— Data to use —
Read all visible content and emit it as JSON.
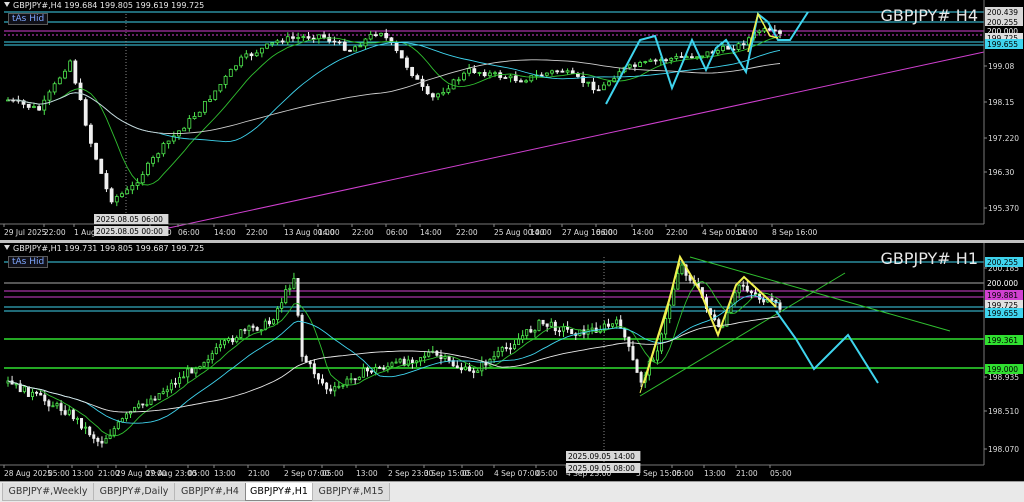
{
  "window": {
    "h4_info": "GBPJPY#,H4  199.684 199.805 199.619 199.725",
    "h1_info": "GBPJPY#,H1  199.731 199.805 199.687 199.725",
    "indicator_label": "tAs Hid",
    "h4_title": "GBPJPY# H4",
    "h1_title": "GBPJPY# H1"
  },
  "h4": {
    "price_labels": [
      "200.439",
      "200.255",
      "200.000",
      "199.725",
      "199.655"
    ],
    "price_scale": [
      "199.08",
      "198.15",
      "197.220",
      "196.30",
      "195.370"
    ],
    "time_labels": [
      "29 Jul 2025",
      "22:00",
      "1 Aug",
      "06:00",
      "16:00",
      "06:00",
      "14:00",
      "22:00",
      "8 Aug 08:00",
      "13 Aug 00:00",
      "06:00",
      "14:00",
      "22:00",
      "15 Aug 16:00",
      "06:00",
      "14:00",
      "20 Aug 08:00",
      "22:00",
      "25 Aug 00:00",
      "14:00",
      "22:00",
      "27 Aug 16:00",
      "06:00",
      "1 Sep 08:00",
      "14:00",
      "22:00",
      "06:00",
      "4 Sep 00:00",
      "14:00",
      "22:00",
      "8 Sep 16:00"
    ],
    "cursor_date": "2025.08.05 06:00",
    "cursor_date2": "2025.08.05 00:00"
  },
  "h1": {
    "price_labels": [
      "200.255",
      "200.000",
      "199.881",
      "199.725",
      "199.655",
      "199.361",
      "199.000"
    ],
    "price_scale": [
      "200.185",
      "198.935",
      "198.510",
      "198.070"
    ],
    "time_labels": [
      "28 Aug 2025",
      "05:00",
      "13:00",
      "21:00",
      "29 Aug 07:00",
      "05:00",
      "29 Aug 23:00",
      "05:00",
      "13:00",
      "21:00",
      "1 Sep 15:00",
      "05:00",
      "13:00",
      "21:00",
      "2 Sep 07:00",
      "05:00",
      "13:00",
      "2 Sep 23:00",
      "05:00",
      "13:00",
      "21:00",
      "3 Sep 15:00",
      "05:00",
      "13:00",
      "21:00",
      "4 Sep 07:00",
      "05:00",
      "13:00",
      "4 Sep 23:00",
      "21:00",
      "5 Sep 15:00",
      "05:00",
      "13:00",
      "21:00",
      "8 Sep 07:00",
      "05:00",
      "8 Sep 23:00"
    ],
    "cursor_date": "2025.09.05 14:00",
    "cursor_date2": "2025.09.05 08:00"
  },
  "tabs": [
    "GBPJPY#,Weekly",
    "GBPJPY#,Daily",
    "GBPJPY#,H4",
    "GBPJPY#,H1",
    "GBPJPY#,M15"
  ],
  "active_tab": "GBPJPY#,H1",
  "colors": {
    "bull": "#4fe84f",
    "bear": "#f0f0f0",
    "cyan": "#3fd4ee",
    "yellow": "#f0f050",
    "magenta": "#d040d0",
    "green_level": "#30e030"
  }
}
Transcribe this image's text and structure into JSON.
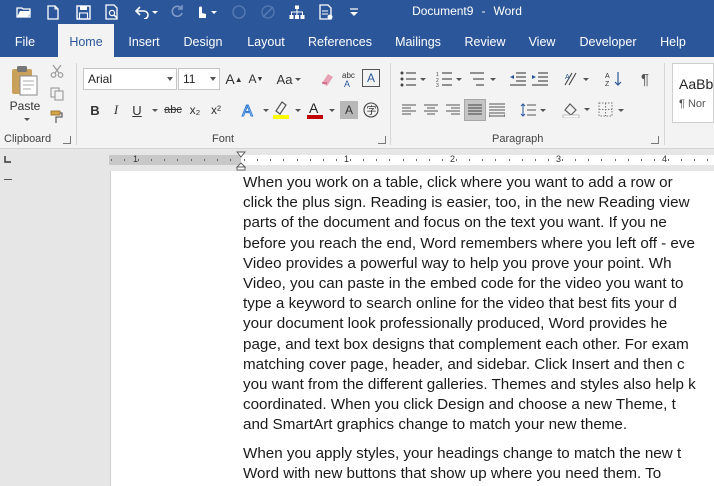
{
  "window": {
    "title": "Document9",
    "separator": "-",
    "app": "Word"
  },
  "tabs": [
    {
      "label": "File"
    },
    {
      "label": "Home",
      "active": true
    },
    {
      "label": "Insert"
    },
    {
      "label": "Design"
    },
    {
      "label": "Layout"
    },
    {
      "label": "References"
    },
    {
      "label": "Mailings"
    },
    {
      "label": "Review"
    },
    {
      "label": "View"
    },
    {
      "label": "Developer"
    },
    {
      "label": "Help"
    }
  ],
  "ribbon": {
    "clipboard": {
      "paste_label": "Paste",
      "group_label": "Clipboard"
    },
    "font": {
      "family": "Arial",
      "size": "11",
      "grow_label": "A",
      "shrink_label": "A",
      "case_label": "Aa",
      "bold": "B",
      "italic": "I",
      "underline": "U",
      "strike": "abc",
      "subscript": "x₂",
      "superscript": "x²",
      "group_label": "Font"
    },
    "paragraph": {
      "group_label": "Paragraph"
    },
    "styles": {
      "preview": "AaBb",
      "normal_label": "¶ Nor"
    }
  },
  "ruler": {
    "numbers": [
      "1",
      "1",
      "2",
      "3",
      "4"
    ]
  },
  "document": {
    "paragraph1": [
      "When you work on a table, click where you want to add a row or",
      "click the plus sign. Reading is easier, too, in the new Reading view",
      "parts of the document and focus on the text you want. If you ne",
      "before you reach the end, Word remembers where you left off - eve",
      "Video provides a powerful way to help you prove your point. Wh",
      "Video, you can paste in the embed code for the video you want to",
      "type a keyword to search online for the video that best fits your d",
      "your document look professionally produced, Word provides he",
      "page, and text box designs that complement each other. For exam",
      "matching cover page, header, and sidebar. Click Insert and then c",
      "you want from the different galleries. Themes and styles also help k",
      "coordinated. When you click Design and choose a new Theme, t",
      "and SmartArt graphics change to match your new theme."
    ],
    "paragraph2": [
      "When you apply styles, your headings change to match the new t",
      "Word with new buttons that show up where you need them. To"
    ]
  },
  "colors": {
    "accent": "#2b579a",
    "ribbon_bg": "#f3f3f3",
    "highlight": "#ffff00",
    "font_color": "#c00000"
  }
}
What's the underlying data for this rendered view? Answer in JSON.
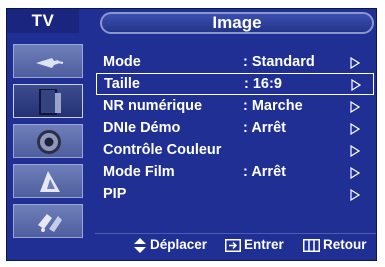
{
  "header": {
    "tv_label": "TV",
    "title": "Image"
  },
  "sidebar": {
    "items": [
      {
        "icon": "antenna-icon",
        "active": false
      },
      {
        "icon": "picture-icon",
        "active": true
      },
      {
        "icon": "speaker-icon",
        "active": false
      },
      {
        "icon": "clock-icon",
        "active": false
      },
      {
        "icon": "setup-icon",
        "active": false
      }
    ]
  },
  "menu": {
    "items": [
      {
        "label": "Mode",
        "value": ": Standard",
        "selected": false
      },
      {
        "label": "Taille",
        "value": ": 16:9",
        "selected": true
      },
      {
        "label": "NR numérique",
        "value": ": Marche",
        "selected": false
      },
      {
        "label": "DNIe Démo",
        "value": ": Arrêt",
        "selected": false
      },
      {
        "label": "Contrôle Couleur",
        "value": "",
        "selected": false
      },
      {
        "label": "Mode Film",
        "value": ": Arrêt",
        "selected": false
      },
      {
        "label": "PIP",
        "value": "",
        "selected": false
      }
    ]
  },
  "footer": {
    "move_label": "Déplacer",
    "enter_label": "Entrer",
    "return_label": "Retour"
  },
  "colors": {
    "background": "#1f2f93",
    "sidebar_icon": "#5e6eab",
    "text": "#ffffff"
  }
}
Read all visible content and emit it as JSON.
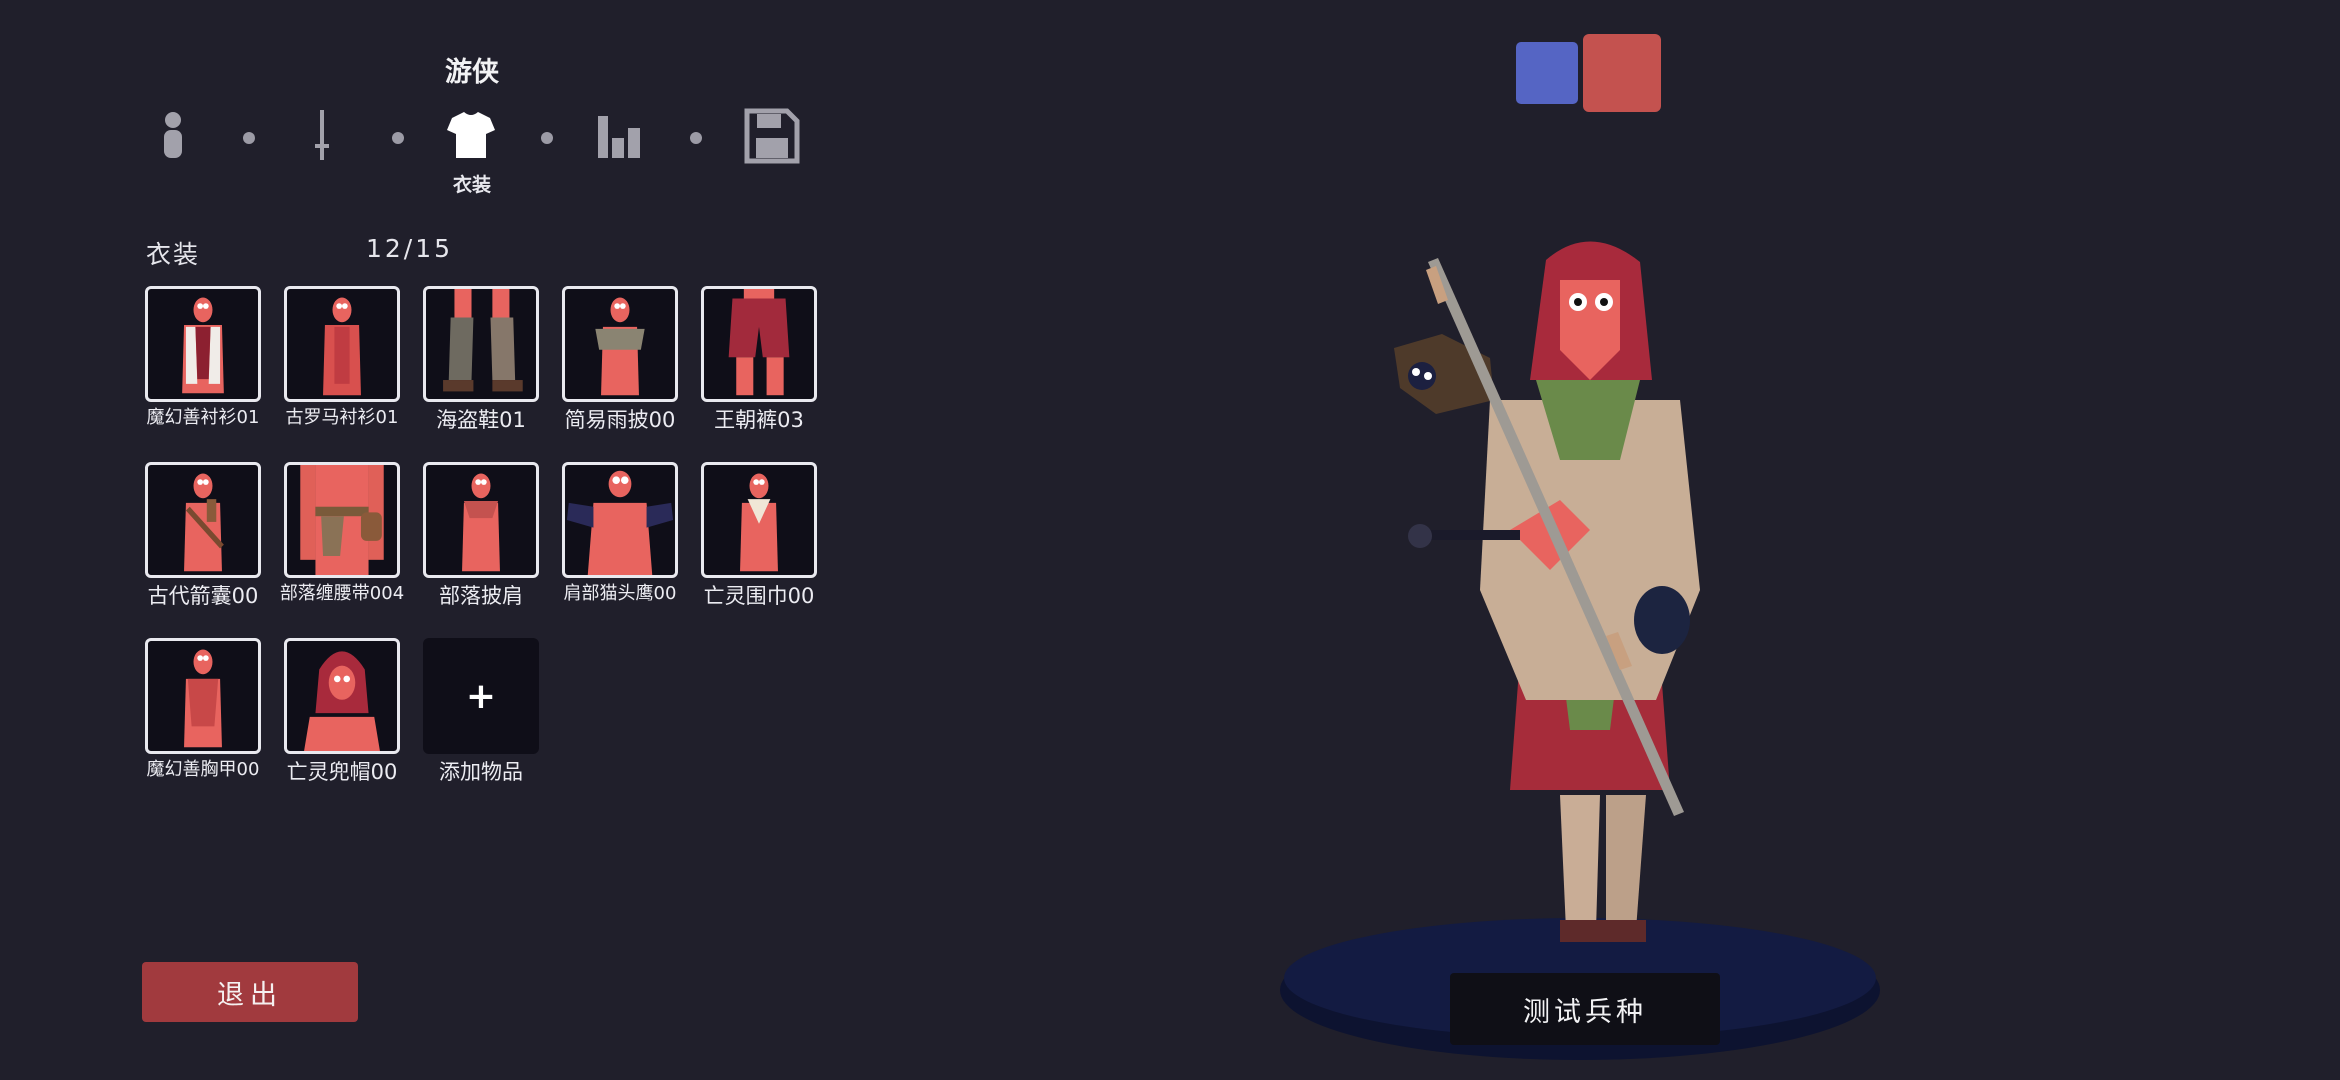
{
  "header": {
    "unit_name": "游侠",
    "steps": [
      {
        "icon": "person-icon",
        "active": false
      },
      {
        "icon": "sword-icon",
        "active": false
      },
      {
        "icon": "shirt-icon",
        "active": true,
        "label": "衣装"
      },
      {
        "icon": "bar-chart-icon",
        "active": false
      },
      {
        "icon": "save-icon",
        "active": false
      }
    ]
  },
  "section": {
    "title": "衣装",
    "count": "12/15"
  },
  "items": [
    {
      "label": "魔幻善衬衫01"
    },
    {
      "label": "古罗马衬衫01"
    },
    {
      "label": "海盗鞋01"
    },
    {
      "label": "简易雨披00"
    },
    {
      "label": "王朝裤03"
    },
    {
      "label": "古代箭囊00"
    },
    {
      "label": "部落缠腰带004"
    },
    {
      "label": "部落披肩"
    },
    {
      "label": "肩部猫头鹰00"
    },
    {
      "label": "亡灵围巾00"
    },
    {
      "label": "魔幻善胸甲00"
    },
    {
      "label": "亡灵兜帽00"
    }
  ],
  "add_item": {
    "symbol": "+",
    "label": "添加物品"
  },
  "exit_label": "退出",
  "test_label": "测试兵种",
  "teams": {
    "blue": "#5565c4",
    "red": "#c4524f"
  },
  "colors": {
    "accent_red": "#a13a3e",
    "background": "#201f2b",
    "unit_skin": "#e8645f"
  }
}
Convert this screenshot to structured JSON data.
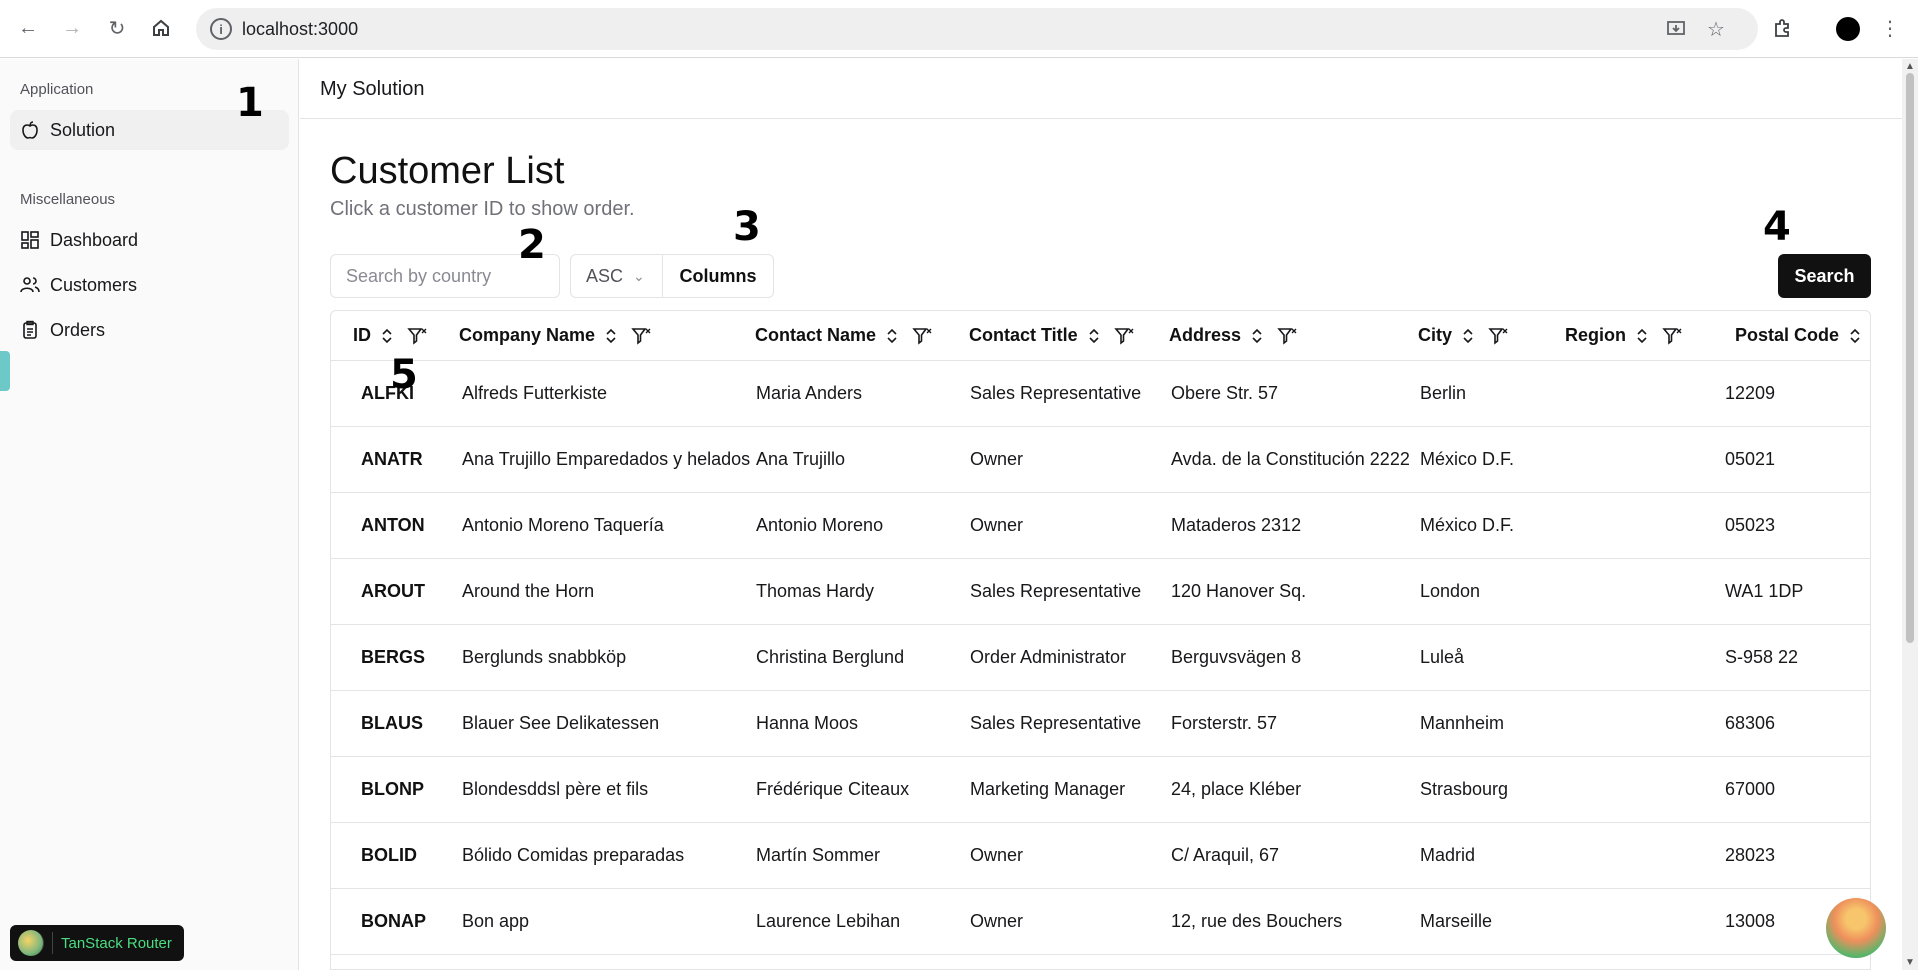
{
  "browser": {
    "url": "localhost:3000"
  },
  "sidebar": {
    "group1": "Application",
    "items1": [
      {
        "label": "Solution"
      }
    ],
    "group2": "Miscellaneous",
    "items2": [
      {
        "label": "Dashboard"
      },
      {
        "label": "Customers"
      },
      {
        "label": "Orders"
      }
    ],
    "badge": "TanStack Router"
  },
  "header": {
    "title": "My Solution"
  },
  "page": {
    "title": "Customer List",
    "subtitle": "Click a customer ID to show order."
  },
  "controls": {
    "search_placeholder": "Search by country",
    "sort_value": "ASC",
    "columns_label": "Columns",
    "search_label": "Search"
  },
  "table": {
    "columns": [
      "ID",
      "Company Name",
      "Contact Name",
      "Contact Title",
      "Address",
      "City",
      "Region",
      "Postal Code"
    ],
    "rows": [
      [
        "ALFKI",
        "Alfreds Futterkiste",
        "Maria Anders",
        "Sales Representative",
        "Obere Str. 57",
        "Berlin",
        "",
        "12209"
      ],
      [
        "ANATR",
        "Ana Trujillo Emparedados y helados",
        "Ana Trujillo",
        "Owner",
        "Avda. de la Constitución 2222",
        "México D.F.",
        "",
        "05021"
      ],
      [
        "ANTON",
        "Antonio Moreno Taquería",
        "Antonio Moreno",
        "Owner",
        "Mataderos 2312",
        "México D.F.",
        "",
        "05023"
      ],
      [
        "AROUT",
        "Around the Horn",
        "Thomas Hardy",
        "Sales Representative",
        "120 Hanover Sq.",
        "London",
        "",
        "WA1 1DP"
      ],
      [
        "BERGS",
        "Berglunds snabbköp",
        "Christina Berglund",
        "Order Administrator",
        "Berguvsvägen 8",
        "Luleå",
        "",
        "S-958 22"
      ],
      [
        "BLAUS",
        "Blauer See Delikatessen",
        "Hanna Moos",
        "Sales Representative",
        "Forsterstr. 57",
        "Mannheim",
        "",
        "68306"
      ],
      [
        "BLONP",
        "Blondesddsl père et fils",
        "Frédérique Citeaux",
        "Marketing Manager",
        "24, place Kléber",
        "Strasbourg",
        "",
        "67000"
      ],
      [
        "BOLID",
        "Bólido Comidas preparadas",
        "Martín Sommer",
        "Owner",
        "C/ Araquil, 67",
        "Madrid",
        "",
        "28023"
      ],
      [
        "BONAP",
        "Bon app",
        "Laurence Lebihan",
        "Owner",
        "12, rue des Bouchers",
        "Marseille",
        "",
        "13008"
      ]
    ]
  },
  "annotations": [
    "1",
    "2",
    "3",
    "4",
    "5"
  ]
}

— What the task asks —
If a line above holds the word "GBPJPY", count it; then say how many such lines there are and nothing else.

— Solution —
10